[Start of section]

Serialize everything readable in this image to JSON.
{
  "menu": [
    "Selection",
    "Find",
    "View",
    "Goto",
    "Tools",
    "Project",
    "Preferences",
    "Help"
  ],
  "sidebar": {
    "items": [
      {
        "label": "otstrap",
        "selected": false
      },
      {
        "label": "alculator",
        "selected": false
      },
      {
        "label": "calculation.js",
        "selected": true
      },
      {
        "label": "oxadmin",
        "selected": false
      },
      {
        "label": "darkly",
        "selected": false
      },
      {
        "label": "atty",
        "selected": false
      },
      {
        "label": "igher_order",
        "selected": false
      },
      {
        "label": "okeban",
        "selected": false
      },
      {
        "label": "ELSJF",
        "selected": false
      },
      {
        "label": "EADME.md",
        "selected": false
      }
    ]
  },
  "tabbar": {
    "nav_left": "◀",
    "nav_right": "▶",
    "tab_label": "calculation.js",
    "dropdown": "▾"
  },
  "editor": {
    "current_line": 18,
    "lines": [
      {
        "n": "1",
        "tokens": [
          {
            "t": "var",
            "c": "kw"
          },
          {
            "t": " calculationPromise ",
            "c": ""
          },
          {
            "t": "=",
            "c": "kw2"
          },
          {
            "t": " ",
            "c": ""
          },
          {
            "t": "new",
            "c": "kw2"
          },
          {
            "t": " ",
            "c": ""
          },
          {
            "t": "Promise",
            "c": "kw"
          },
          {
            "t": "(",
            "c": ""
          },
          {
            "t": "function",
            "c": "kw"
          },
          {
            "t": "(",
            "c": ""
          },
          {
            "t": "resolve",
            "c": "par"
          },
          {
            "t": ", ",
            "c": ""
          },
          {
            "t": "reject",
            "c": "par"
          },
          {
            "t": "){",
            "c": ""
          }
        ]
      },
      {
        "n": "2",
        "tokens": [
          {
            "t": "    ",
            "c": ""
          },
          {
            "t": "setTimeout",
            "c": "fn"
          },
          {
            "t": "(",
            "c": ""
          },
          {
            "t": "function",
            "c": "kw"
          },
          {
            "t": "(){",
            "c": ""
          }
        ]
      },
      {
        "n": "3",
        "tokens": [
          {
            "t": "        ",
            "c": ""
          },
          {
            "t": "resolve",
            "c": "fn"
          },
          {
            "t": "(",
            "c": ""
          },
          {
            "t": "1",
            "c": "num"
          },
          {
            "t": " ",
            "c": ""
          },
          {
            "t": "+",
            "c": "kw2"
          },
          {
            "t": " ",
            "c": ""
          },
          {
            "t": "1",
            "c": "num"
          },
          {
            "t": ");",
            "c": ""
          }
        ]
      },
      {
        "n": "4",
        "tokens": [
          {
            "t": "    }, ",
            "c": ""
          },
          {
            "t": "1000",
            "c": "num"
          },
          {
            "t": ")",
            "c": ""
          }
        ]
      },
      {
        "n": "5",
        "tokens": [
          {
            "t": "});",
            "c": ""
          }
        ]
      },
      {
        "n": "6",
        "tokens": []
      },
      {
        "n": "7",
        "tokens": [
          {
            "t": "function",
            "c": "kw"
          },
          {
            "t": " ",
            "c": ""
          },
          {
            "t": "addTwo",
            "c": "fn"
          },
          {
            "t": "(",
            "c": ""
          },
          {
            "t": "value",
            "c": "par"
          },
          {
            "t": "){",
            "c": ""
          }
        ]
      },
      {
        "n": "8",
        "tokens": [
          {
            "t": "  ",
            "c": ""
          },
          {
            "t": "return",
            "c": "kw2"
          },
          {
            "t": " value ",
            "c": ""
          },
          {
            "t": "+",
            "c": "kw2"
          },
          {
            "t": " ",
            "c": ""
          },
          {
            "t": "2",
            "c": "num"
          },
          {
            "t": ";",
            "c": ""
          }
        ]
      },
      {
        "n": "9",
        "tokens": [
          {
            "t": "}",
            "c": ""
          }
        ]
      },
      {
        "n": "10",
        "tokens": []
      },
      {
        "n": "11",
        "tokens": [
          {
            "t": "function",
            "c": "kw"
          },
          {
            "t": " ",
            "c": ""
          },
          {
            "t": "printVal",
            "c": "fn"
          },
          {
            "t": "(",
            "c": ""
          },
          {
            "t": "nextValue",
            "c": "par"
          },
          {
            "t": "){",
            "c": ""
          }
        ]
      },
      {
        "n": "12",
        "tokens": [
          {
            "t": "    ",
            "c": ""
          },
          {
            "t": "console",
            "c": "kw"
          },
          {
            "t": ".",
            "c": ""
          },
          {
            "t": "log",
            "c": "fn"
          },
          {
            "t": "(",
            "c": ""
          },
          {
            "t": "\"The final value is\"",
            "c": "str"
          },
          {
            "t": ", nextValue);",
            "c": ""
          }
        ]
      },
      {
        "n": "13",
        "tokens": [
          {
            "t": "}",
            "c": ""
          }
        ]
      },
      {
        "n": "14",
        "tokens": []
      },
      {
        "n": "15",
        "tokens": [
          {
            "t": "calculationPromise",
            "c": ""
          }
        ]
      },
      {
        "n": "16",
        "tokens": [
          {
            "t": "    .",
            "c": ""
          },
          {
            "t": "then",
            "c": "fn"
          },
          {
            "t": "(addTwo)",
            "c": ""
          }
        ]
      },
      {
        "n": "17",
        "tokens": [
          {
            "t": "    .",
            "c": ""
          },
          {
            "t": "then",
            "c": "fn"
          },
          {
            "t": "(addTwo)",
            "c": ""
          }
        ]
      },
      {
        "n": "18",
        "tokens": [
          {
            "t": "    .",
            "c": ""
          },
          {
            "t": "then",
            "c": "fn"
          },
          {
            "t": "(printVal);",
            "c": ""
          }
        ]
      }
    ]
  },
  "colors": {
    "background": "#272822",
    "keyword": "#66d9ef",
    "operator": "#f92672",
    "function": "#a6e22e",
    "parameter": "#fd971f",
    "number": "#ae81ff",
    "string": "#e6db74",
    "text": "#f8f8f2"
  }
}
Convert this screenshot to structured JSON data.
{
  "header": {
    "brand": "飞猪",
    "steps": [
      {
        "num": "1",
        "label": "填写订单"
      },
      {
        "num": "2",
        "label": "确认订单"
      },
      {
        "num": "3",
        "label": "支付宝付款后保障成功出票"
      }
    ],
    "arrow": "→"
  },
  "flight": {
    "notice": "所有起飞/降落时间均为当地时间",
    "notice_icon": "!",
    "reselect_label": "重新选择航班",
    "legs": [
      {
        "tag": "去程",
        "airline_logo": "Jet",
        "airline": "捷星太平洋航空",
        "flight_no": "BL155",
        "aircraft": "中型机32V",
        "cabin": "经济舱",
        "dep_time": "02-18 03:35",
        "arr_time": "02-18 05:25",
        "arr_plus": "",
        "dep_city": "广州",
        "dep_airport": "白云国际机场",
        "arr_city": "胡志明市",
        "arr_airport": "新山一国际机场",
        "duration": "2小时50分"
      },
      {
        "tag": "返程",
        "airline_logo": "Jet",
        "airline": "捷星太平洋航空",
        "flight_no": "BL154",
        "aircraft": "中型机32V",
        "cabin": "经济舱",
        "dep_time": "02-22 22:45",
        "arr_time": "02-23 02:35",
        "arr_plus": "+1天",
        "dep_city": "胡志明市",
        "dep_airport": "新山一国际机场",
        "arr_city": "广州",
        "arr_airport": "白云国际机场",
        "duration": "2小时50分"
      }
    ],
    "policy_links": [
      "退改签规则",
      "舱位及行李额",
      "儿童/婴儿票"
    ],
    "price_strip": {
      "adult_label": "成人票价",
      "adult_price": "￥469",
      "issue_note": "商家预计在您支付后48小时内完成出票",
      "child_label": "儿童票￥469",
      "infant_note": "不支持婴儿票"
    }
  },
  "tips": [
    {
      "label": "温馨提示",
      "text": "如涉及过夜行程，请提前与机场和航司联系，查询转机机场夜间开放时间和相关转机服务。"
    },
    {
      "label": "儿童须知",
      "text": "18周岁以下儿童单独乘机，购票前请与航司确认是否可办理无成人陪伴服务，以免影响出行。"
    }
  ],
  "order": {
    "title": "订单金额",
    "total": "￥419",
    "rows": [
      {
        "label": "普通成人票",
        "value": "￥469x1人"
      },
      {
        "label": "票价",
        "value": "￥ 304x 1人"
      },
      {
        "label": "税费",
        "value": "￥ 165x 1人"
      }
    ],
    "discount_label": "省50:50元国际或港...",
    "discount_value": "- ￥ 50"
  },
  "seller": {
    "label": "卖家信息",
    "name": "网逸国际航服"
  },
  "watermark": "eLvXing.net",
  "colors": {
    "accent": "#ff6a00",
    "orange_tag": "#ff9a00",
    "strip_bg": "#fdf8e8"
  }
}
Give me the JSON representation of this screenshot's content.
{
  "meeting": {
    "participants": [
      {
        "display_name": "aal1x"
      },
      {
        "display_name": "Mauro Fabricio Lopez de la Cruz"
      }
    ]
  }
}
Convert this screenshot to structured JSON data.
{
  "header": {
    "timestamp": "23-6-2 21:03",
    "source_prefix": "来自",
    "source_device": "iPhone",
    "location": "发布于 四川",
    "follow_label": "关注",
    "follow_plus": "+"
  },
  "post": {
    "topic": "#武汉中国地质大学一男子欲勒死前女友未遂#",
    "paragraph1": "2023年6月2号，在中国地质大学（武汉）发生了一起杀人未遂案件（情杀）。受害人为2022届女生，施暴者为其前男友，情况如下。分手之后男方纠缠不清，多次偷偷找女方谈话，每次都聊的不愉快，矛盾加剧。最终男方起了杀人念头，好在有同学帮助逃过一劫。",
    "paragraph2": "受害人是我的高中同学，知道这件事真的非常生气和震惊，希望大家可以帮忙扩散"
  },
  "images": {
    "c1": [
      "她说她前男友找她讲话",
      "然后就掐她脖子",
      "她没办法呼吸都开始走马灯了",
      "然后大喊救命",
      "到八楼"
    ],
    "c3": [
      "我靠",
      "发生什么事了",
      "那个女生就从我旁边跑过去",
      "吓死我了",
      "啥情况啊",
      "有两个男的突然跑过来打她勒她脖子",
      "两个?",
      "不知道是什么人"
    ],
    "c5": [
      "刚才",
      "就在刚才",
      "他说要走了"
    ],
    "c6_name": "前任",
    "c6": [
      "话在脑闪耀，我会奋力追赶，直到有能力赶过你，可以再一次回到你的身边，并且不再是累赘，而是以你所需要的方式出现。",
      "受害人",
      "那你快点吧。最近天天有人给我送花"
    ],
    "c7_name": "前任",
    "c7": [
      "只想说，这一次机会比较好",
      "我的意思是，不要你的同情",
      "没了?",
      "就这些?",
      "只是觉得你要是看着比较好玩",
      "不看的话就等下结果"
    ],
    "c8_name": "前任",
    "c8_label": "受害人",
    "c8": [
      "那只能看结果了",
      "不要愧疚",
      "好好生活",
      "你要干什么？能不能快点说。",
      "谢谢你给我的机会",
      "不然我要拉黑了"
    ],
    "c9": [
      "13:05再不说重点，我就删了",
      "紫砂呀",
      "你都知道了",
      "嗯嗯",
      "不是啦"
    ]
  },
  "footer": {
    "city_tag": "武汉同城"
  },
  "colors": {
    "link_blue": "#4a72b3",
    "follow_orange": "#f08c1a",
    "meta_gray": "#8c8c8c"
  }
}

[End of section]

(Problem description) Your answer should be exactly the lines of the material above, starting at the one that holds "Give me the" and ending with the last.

(Output of the task)
Give me the JSON representation of this screenshot's content.
{
  "meeting": {
    "participants": [
      {
        "display_name": "aal1x"
      },
      {
        "display_name": "Mauro Fabricio Lopez de la Cruz"
      }
    ]
  }
}
Convert this screenshot to structured JSON data.
{
  "header": {
    "timestamp": "23-6-2 21:03",
    "source_prefix": "来自",
    "source_device": "iPhone",
    "location": "发布于 四川",
    "follow_label": "关注",
    "follow_plus": "+"
  },
  "post": {
    "topic": "#武汉中国地质大学一男子欲勒死前女友未遂#",
    "paragraph1": "2023年6月2号，在中国地质大学（武汉）发生了一起杀人未遂案件（情杀）。受害人为2022届女生，施暴者为其前男友，情况如下。分手之后男方纠缠不清，多次偷偷找女方谈话，每次都聊的不愉快，矛盾加剧。最终男方起了杀人念头，好在有同学帮助逃过一劫。",
    "paragraph2": "受害人是我的高中同学，知道这件事真的非常生气和震惊，希望大家可以帮忙扩散"
  },
  "images": {
    "c1": [
      "她说她前男友找她讲话",
      "然后就掐她脖子",
      "她没办法呼吸都开始走马灯了",
      "然后大喊救命",
      "到八楼"
    ],
    "c3": [
      "我靠",
      "发生什么事了",
      "那个女生就从我旁边跑过去",
      "吓死我了",
      "啥情况啊",
      "有两个男的突然跑过来打她勒她脖子",
      "两个?",
      "不知道是什么人"
    ],
    "c5": [
      "刚才",
      "就在刚才",
      "他说要走了"
    ],
    "c6_name": "前任",
    "c6": [
      "话在脑闪耀，我会奋力追赶，直到有能力赶过你，可以再一次回到你的身边，并且不再是累赘，而是以你所需要的方式出现。",
      "受害人",
      "那你快点吧。最近天天有人给我送花"
    ],
    "c7_name": "前任",
    "c7": [
      "只想说，这一次机会比较好",
      "我的意思是，不要你的同情",
      "没了?",
      "就这些?",
      "只是觉得你要是看着比较好玩",
      "不看的话就等下结果"
    ],
    "c8_name": "前任",
    "c8_label": "受害人",
    "c8": [
      "那只能看结果了",
      "不要愧疚",
      "好好生活",
      "你要干什么？能不能快点说。",
      "谢谢你给我的机会",
      "不然我要拉黑了"
    ],
    "c9": [
      "13:05再不说重点，我就删了",
      "紫砂呀",
      "你都知道了",
      "嗯嗯",
      "不是啦"
    ]
  },
  "footer": {
    "city_tag": "武汉同城"
  },
  "colors": {
    "link_blue": "#4a72b3",
    "follow_orange": "#f08c1a",
    "meta_gray": "#8c8c8c"
  }
}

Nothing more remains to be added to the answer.